▶ _Assignment_:
Pull out every line in the data that has the string "Game" in it.

▶ _Recorded information_:
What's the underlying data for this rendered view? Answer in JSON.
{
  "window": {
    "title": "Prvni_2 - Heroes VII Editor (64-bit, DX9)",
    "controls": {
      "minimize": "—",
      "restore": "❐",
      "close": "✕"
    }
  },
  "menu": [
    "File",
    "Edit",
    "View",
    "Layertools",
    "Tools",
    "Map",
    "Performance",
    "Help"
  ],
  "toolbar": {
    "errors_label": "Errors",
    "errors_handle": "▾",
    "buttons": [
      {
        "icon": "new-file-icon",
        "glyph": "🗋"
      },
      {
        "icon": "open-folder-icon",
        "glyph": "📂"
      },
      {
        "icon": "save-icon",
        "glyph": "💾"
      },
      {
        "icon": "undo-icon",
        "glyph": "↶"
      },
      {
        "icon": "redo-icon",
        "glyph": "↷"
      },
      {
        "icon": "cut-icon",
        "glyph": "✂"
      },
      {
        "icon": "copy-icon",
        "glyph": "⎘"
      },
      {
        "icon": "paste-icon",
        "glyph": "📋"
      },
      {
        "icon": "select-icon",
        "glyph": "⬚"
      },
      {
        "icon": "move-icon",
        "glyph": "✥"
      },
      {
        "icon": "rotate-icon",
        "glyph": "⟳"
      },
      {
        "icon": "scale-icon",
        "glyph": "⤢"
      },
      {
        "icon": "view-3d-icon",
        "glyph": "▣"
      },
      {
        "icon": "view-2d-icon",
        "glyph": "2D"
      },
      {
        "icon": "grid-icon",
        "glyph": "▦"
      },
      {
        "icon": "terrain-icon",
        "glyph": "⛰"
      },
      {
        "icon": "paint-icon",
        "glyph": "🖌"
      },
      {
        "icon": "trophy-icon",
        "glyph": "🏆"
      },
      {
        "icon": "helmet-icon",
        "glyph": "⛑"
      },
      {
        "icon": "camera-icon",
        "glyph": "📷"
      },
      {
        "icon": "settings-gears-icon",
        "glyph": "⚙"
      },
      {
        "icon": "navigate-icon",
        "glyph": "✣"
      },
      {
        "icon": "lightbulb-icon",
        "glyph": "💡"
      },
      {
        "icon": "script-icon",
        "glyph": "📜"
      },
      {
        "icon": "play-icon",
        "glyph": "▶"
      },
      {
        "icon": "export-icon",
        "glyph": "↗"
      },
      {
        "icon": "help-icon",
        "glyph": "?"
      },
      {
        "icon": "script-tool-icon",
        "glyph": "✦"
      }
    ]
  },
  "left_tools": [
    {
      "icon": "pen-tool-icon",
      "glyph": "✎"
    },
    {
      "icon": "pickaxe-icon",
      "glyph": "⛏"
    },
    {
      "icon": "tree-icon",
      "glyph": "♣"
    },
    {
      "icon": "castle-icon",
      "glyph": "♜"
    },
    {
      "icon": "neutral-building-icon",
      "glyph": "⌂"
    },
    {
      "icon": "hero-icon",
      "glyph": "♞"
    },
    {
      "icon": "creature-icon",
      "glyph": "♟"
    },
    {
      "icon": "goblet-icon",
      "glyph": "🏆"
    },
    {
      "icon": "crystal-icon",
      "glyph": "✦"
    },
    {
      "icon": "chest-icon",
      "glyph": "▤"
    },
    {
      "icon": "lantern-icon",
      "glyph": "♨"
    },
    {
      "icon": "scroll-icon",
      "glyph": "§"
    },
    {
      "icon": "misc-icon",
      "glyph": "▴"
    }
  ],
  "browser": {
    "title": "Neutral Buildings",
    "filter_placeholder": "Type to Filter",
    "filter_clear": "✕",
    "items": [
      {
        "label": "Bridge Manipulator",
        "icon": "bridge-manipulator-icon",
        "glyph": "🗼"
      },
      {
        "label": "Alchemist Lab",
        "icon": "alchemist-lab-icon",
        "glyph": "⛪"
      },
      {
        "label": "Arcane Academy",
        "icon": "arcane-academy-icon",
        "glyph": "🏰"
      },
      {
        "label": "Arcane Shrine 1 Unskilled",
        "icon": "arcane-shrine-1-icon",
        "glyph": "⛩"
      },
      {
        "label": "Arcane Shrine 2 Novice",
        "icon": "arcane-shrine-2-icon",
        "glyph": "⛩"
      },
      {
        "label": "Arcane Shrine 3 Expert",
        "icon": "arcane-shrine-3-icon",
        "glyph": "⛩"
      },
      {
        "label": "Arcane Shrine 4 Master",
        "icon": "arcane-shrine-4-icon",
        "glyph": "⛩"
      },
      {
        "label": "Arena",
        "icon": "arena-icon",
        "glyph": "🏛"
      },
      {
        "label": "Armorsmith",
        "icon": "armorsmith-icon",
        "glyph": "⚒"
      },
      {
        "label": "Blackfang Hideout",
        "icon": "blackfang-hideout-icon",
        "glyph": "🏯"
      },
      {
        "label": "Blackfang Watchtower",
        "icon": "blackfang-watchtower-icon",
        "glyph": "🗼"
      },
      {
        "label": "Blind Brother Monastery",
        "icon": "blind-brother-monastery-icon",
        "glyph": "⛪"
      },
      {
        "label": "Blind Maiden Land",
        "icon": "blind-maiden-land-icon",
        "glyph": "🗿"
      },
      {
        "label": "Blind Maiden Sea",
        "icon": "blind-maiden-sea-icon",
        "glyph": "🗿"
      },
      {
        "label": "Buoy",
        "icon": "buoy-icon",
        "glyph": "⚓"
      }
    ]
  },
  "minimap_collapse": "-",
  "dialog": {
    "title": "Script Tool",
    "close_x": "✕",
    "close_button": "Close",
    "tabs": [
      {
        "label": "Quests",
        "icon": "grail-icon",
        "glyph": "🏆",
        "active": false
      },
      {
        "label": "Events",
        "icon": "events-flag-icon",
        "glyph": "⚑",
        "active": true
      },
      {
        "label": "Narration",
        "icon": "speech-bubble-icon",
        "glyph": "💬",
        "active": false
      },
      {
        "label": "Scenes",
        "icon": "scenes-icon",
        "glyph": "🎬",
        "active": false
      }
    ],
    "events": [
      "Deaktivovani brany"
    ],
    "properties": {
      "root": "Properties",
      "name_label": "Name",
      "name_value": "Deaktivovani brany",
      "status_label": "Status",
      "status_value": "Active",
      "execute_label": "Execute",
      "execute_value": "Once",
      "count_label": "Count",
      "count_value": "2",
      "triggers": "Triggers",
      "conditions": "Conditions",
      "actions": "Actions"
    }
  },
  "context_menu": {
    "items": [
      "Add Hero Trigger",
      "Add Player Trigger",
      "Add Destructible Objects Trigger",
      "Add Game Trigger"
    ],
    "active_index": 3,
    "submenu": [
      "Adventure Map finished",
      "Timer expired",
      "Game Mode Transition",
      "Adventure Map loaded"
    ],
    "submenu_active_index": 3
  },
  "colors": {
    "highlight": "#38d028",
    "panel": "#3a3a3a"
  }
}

▶ _Your solution_:
      "Add Game Trigger"
      "Game Mode Transition",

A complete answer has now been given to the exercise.